Modern workplaces continue to undergo changes that make life as a worker easier than ever before. Unfortunately, even as these advancements occur, workplaces throughout the United States remain plagued by sexual harassment.
If you have been subjected to unwanted behavior or contact at work, it is important to know your rights and legal options for putting a stop to the harassment. You don’t have to endure a hostile work environment. Help is available. To learn more, please see our overview of putting a stop to sexual harassment in Missouri workplaces.
Following are unfortunately common examples of unwanted behavior and contact at work:
Improper images at work
Sexual images in the workplace often amount to sexual harassment. Such cases may involve videos playing on a coworker’s computer, pictures on a coworker’s phone, or images left on a coworker’s desk.

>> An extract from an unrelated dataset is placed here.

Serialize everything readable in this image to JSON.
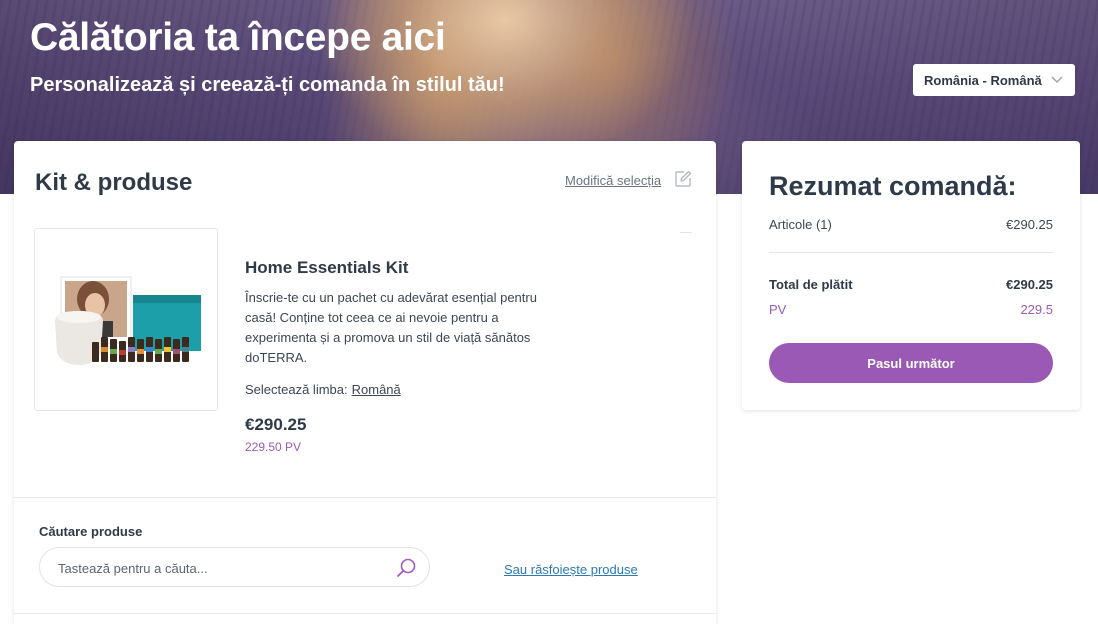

In many cases, the improper images are left intentionally in view for other employees to see.
The first thing to note is that sexual harassment does not have to involve physical contact or assault. Such cases of violence often gain the most attention in the media for obvious reasons, but many cases of sexual harassment involve no physical contact whatsoever.
For example, indecent exposure makes up a number of such cases. This sometimes happens in person, with the perpetrator exposing his or herself in front of the victim directly. More often in recent years, it involves graphic images sent through text message, email or social media.
Threats and coercion
Coercion and threats with a sexual motivation are also a type of sexual harassment. For example, if an employer threatens an employee with a demotion if they do not perform a sexual act or go on a date with the employer, this is sexual harassment – even if the victim never performs the sexual act or goes on the date, or the demotion never happens.
Derogatory or sexually suggestive remarks
Derogatory remarks based on someone’s sex that are not obviously sexual in nature may also be sexual harassment. This may include stating that someone should not hold their position due to their sex or gender. Making sexually suggestive remarks at work is also a type of sexual harassment.
Legal protections for victims
These are just some examples of inappropriate workplace behaviors that can constitute sexual harassment. Remember: Every woman has a story. Sexual harassment can be obvious, or it can be very subtle but just as harmful. It’s important to understand that victims of such conduct have rights under the law – and the power to hold perpetrators accountable.